The Delhi Transport Corporation (DTC) has once again landed under the Delhi High Court's scanner. This time for the alleged "illegal" surcharge totalling to around R10 crore it levied from passengers commuting between Delhi and NCR regions since 2005.delhi Updated: Jul 24, 2011 23:15 IST
The Delhi Transport Corporation (DTC) has once again landed under the Delhi High Court's scanner. This time for the alleged "illegal" surcharge totalling to around Rs10 crore it levied from passengers commuting between Delhi and NCR regions since 2005.
A public interest litigation has been filed in the court challenging the Rs1-2 additional charge per ticket from passengers traveling to and fro Delhi- Noida, Faridabad and Gurgaon. DTC still continues to charge the amount.
The court has been told that the charge is "illegal" and "discriminatory".
A bench of Chief Justice Dipak Misra and Justice Sanjiv Khanna has sought the DTC's response by August 10, the next date of hearing, on a petition filed by Ramesh Chabbra, a Faridabad-based business executive.
Chabbra's lawyer Girija Krishan Varma told the court: "The levy since 2005 was without the due approval of the competent authority, the Lieutenant Governor. It needs to be probed".
An RTI lawyer, Varma said DTC was evasive when the first RTI query was made as no reply was given. "Then after an application was moved at the Central Information Commission, the DTC admitted the levy was without the L-G's approval.
The court ruled: "The PIL says that DTC has introduced surcharge on travel from Delhi to NCR regions without due approval of the competent authority. DTC, which is responsible for imposition of the surcharge, shall file an affidavit to the effect that whether the levy has been legally imposed or not. Let the affidavit be filed within two weeks."

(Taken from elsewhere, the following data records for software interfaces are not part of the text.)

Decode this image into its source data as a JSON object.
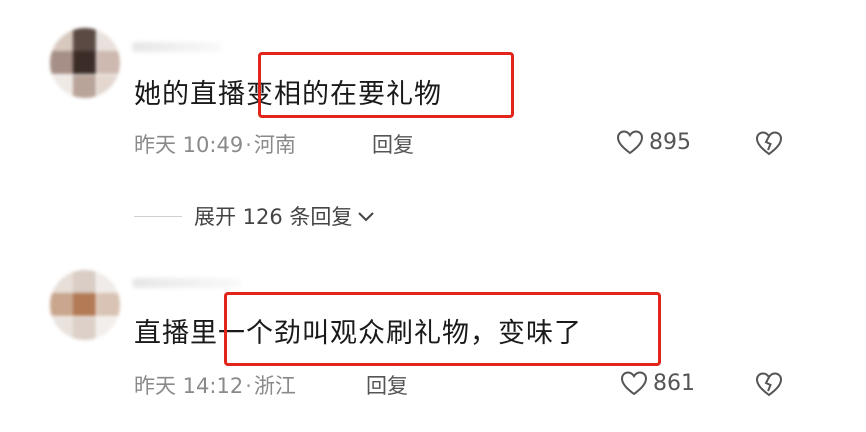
{
  "comments": [
    {
      "text": "她的直播变相的在要礼物",
      "time": "昨天 10:49",
      "separator": "·",
      "location": "河南",
      "reply_label": "回复",
      "likes": "895",
      "avatar_colors": [
        "#d8c9bf",
        "#5b4a44",
        "#e9e1dc",
        "#a68f86",
        "#3b2c28",
        "#cdb9af",
        "#efe9e6",
        "#b9a49a",
        "#e3d7d0"
      ]
    },
    {
      "text": "直播里一个劲叫观众刷礼物，变味了",
      "time": "昨天 14:12",
      "separator": "·",
      "location": "浙江",
      "reply_label": "回复",
      "likes": "861",
      "avatar_colors": [
        "#e7ded8",
        "#d9cdc6",
        "#f0ebe8",
        "#c9a68d",
        "#b27a55",
        "#d8c3b4",
        "#e9e2dd",
        "#dcd0c8",
        "#f2eeeb"
      ]
    }
  ],
  "expand_replies": {
    "label": "展开 126 条回复"
  },
  "accent": {
    "highlight": "#e1251b",
    "meta_text": "#8a8a8a"
  }
}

The petitioner has sought the imposition of "heavy" penalty on DTC for "acting arbitrarily in levying extra surcharge". Varma had sought an immediate stay on the levy but the bench said it was a fiscal issue where there was limited scope of interference and no order could be passed without knowing on what basis the surcharge was being levied."Let us wait for the reply from the government," the court told the petitioner.